Task description -> Gather the lines below that include the string "title", copying each in full.

Information provided ->
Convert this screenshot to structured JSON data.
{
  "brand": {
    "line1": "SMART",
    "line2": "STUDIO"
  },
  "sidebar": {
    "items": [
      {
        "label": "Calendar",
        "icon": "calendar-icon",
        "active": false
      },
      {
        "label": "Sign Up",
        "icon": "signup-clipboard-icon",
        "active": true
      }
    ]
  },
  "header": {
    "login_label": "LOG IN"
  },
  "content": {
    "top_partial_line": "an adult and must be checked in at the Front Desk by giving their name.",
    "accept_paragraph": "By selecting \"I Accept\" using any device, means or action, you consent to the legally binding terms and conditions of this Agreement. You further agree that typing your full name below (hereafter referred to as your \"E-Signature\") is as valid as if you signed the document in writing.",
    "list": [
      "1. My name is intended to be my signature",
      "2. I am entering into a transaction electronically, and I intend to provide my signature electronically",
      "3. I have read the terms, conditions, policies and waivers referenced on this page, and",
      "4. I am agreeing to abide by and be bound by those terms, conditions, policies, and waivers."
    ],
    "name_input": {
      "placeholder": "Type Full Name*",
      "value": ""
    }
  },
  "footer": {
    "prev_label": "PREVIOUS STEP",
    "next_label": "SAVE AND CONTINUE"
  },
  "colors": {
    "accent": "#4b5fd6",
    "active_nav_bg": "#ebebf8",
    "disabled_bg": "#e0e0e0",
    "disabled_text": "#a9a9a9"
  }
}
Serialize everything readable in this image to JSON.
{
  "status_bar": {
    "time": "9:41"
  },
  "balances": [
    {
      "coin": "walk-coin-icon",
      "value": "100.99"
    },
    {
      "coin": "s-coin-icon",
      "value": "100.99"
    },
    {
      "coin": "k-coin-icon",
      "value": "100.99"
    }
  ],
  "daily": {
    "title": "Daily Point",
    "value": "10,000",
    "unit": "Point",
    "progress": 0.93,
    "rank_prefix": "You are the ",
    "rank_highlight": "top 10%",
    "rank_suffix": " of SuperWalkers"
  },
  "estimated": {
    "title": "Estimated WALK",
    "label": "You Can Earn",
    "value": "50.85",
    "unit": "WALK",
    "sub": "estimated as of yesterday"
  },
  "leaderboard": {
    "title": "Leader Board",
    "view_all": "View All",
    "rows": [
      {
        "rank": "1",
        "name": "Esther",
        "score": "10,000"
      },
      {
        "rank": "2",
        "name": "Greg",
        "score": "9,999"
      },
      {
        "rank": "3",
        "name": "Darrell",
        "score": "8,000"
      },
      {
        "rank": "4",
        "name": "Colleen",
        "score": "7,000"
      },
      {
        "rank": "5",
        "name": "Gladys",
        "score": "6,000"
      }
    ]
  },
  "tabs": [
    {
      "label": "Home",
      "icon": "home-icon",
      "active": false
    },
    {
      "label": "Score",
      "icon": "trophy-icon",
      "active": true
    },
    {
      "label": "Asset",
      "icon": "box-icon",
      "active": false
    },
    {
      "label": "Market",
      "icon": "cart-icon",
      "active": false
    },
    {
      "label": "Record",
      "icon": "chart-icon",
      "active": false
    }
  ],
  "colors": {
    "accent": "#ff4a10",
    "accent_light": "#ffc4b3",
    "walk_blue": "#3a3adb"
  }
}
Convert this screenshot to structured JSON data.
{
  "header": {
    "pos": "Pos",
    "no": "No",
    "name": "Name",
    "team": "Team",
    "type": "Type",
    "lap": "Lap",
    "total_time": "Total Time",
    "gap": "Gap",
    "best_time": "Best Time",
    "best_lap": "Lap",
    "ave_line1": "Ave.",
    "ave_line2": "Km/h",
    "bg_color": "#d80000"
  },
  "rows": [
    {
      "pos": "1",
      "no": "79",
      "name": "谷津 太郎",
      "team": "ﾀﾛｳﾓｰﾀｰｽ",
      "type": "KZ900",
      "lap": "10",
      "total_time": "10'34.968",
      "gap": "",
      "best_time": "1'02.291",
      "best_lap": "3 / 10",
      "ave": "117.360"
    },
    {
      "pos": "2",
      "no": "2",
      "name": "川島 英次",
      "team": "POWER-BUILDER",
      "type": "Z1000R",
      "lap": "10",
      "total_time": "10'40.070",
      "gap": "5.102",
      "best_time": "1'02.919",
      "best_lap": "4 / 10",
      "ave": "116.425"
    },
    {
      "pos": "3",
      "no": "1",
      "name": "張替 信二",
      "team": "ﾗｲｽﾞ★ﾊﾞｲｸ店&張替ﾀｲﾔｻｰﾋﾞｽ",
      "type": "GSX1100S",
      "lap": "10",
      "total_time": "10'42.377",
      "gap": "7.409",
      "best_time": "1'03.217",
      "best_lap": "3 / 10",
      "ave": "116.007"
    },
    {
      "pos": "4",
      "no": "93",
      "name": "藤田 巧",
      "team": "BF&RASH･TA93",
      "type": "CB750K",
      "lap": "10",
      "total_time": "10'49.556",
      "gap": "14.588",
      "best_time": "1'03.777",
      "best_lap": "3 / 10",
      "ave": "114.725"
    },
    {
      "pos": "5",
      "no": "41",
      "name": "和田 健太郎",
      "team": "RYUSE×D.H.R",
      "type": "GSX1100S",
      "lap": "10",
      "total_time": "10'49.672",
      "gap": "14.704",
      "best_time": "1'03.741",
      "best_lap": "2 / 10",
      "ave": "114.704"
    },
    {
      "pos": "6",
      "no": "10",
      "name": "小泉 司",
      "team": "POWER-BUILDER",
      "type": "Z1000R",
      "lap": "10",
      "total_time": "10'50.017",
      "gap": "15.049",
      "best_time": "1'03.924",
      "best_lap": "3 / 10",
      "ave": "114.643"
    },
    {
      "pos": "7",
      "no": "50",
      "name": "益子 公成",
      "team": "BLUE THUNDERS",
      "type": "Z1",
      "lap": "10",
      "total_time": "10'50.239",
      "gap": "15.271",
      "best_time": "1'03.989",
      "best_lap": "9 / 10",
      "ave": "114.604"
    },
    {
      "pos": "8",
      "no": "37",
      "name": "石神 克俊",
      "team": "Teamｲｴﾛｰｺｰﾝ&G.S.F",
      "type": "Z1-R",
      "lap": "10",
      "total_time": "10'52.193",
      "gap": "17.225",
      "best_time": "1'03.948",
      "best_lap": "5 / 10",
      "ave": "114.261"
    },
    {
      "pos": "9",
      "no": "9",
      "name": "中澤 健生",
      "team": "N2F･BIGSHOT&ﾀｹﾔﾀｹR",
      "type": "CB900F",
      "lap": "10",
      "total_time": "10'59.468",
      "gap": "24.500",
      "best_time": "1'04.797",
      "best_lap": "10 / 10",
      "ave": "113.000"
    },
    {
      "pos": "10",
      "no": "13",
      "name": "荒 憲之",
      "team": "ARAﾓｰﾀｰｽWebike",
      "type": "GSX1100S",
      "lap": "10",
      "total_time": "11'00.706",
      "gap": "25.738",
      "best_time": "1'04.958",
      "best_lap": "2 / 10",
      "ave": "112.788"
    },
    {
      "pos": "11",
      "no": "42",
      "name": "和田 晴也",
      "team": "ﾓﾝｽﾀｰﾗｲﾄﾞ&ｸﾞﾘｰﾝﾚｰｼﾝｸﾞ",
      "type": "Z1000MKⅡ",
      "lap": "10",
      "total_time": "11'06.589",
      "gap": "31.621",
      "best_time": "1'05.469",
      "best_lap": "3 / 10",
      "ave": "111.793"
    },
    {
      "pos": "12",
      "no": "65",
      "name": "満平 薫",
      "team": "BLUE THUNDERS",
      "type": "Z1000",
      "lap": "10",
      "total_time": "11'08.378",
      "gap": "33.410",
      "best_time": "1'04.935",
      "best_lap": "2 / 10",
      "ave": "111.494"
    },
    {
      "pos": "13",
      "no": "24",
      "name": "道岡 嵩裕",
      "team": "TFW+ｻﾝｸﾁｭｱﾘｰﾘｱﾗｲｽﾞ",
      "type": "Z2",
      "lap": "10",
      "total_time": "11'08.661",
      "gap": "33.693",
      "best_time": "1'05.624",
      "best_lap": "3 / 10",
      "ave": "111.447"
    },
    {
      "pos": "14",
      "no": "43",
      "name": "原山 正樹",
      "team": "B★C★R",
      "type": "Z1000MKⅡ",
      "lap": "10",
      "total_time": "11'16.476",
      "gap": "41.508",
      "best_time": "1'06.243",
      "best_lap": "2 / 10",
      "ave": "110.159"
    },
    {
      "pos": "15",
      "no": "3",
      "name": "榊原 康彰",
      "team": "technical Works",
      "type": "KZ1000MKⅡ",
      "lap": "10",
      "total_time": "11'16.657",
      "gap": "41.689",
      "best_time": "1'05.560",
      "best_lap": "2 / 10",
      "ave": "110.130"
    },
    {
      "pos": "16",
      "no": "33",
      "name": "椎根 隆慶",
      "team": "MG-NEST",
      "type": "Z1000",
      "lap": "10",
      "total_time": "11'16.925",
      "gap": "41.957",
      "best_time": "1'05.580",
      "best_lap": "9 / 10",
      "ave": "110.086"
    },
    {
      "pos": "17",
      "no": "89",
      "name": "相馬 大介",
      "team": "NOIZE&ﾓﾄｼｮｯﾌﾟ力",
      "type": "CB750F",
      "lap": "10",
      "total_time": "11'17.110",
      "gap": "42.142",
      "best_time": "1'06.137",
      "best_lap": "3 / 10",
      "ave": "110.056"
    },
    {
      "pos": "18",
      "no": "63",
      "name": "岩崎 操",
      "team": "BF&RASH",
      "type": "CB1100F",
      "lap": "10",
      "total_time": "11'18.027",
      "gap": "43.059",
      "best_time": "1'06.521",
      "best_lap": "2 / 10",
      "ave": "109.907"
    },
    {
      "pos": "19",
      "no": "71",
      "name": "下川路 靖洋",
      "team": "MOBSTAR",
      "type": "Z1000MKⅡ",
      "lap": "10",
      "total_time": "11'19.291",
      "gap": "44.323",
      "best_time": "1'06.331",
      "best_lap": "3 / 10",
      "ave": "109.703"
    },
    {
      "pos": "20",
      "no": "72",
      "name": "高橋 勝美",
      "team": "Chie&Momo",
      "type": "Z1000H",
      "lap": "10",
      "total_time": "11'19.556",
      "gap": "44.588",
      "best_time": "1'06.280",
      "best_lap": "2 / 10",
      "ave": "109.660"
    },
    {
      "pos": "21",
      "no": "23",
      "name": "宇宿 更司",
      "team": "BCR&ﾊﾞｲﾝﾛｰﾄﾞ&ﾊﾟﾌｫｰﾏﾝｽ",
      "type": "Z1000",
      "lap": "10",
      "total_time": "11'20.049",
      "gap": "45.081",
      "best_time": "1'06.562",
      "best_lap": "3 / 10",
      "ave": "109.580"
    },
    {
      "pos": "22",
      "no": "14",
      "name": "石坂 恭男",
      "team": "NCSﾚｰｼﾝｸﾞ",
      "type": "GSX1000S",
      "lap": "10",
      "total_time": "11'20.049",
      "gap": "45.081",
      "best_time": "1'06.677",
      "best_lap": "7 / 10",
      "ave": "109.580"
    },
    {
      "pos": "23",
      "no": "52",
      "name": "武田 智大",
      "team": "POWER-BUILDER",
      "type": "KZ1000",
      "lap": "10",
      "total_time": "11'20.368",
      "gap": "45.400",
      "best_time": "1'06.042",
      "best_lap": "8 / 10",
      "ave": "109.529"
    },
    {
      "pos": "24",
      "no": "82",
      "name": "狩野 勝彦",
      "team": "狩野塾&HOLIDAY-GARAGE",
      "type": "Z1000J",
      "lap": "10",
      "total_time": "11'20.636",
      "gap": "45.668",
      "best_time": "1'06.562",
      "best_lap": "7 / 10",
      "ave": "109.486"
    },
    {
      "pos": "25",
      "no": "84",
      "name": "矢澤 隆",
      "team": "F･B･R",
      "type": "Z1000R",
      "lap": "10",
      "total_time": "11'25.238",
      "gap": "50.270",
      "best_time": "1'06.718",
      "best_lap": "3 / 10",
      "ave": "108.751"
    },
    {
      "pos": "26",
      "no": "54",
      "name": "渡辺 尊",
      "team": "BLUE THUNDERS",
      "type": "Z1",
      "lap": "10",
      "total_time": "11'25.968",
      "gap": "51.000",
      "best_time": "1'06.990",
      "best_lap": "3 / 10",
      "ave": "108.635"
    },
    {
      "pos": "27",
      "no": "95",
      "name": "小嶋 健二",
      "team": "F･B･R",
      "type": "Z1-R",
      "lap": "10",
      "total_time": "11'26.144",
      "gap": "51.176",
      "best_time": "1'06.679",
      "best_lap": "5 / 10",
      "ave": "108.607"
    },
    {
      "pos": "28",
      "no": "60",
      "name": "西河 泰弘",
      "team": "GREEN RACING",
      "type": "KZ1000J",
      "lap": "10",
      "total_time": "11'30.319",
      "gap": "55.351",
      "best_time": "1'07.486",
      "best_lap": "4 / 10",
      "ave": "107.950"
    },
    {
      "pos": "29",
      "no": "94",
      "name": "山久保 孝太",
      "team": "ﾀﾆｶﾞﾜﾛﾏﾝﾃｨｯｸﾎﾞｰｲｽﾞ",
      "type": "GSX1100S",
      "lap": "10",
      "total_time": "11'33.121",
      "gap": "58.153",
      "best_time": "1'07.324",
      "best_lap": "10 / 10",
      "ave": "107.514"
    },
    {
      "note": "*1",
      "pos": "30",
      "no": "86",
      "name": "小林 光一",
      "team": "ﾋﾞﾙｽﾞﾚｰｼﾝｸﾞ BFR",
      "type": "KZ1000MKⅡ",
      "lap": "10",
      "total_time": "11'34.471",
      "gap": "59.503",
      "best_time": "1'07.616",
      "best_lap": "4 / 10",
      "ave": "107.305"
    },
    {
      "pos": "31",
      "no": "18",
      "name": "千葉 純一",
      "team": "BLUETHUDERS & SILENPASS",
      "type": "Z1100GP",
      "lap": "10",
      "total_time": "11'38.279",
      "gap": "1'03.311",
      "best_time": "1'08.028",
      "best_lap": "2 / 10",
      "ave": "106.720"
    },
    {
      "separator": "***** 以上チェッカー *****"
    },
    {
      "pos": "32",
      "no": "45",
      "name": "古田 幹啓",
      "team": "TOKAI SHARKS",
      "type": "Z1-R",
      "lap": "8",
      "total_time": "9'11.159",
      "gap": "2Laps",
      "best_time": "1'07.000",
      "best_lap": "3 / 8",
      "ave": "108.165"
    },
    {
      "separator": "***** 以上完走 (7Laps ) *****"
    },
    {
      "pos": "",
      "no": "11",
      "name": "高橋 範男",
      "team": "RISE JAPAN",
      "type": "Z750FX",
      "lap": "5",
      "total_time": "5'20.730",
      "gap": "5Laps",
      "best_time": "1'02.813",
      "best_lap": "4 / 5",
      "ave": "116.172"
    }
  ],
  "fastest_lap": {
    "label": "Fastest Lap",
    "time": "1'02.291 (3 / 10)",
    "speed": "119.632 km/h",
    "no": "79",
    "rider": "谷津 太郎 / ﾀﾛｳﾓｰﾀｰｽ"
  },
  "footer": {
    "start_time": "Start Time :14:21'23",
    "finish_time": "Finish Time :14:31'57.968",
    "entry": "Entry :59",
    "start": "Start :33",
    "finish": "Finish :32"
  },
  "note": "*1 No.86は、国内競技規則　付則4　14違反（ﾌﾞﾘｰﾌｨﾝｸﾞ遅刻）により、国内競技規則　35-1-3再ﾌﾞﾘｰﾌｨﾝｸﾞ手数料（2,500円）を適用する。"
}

Solution for this task ->
    "title": "Daily Point",
    "title": "Estimated WALK",
    "title": "Leader Board",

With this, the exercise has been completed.